Another name from the first Quaker record in which I found Henry Evans, in 1843, mentions a Josiah Outland. Truthfully, the name Outland stood out to me because of the Outlander book series. And Josiah isn’t a common name anymore so I went to see if I could find him on the 1810 census, he was there he is on page 29 of the Northampton census.
So, what do you think? Is this the same Henry Evans?
He has 2 perfect, distance 0 mtDNA matches among 14, one is Mr. Raymundo Linares. I wouldn’t usually share a match’s name, but in this case, he already has a deep mitochondrial genealogy out there published by Crispin Rendon. Mr. Linares’ furthest maternal ancestor was a woman named Josefa Gonzalez born about 1620 in Huichapan, Hidalgo, Mexico. My grandfather is likely not a descendant of Josefa herself because her children were born in Nuevo Leon, but Hidalgo borders Tlaxcala and that might is a clue to focus on the Hidalgo/Tlaxcala area outside of Mexico City. A huge THANK YOU! to all those who do this very neglected DNA test, especially for full sequence results.

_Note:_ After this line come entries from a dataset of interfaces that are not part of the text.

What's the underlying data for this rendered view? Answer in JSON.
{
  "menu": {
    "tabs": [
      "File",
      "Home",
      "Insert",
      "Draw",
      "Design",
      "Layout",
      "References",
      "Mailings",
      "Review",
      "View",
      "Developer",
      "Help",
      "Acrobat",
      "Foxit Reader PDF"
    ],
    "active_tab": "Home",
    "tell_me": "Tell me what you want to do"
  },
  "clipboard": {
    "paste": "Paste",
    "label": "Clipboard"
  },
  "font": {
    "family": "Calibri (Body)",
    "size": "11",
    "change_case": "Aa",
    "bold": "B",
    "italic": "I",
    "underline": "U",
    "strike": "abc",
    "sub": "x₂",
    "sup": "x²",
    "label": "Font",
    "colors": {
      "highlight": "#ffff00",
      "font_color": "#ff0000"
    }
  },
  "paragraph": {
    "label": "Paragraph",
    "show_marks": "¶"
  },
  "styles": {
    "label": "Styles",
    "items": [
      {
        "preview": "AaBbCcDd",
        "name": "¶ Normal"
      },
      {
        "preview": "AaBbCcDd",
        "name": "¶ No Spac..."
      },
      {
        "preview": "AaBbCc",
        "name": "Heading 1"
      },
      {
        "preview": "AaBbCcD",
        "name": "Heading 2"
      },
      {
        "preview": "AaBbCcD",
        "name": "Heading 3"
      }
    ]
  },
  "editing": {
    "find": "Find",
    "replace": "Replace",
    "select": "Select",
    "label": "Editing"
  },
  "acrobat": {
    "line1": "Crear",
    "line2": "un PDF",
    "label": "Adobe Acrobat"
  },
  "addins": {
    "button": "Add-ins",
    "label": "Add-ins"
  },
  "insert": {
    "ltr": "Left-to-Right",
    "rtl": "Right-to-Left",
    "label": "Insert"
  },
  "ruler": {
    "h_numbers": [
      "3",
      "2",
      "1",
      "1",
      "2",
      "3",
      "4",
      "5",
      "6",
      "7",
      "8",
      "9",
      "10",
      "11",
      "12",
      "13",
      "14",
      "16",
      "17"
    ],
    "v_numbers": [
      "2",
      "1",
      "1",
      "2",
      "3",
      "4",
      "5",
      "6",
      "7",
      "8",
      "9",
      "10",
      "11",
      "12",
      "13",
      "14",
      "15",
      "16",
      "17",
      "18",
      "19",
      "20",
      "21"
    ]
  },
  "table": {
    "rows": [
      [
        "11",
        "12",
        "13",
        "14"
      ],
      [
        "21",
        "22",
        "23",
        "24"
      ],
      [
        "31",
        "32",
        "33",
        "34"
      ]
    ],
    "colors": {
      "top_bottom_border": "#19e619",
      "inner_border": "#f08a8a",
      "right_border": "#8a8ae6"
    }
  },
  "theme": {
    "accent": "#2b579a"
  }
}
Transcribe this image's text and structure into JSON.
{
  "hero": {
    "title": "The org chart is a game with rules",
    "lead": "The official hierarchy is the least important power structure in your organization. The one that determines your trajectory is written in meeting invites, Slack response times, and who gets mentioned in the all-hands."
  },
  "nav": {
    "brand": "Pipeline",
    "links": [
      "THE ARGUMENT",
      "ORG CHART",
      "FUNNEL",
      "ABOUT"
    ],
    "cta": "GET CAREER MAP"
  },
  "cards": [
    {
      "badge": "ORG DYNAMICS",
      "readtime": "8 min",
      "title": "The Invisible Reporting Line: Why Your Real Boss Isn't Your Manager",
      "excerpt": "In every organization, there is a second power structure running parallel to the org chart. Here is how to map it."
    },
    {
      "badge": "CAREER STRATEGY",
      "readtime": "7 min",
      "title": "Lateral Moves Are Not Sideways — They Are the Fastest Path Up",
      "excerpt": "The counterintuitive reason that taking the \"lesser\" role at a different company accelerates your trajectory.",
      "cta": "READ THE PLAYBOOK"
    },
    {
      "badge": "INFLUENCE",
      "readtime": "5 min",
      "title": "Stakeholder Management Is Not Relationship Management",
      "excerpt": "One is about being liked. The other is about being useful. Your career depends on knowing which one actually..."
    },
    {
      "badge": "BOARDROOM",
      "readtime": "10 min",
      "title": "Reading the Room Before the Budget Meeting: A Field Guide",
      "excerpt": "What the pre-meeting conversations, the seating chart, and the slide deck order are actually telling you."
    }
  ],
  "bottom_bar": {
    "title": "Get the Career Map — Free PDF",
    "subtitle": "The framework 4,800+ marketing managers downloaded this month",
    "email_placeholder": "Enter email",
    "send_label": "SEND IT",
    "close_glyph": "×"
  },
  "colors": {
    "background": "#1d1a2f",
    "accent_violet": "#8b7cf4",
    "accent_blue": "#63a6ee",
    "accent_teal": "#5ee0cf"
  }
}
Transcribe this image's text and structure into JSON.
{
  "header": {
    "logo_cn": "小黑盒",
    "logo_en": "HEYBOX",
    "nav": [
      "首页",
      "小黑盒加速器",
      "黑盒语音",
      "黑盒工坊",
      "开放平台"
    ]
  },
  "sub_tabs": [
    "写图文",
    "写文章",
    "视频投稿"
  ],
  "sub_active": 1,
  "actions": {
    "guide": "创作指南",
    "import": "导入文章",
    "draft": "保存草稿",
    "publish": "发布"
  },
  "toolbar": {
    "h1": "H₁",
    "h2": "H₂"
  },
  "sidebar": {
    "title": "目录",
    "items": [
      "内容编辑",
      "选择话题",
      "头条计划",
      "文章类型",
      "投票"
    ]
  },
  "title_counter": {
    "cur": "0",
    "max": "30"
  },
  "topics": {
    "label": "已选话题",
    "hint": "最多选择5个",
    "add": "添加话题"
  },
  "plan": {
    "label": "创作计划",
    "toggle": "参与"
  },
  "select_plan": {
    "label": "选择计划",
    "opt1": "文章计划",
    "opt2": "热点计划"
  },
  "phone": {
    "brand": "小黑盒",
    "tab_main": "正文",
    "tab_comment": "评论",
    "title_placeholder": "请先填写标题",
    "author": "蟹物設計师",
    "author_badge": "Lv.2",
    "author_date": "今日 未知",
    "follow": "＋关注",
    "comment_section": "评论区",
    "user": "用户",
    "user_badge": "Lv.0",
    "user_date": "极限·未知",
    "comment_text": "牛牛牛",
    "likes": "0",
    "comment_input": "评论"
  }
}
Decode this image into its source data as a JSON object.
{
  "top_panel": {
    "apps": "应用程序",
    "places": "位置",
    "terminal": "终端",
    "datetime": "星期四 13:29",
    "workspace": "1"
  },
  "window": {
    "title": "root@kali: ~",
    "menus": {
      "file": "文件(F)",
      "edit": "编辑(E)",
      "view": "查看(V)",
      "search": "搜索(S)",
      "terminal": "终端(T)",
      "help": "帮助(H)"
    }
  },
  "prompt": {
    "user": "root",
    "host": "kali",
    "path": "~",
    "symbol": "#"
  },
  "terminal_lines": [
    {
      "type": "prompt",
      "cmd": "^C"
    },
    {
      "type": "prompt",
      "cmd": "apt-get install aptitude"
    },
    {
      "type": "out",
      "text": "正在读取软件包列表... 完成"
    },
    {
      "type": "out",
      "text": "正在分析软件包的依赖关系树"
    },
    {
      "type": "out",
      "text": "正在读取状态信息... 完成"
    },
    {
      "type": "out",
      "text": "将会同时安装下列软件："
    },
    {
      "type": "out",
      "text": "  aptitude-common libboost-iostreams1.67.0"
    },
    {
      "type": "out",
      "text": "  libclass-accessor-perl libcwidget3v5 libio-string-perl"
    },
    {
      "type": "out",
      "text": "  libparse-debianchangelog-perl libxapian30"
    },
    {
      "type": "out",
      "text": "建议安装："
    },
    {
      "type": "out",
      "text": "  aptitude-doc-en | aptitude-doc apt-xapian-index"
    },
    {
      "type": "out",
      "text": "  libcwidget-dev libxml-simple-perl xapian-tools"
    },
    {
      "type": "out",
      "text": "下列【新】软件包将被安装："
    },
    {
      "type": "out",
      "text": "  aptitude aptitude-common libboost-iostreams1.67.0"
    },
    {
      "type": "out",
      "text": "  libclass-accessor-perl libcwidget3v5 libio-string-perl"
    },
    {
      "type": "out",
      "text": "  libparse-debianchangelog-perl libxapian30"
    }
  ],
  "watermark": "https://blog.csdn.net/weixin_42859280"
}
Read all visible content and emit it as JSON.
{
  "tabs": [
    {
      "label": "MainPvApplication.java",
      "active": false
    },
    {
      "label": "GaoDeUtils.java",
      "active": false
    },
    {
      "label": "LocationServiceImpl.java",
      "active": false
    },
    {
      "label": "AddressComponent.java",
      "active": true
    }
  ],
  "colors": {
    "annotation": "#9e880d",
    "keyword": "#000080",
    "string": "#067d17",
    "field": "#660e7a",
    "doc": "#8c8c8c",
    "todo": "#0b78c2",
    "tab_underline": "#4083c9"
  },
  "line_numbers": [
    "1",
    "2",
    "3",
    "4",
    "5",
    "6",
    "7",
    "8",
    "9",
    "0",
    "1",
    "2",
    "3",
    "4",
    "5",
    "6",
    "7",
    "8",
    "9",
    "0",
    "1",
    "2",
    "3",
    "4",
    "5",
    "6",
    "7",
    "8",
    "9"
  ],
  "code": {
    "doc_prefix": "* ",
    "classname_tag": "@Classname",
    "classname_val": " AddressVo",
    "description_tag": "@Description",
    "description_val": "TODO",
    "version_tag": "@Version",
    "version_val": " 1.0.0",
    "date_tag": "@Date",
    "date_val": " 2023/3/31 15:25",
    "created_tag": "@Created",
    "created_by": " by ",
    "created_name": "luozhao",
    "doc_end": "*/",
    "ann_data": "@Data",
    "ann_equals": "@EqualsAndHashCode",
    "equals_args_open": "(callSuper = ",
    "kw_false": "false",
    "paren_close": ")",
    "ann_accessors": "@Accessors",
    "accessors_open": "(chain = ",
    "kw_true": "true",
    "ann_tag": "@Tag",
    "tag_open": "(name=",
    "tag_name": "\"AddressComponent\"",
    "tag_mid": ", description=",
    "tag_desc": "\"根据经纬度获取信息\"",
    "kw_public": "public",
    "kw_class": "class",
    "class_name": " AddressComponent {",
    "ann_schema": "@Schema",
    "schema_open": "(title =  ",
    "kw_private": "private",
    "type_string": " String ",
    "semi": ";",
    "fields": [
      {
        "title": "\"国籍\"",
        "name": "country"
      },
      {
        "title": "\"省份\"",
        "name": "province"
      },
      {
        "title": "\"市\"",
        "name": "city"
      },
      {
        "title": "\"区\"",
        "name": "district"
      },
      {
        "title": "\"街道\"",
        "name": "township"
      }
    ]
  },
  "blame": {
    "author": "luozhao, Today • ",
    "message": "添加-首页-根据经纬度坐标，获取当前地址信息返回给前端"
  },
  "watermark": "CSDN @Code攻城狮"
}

There wasn’t any extra information, why does this always happen to me? It reads:
“We, the undersigned, do hereby acknowledge ourselves indebted to his Excellency, Wm Hawkins Esquire, Governer, &c. and his successors office, in the sum of five hundred pounds. But to be void on condition that there is no lawful cause obstruct a marriage between Elijah Gumbs and Nancy Evans for whom a liceace [?] no issues.
Witness, our hands and seals, this 17th day of Feb A.D. 1814
In presence of Tom Hughes Henry -x- Evans his mark”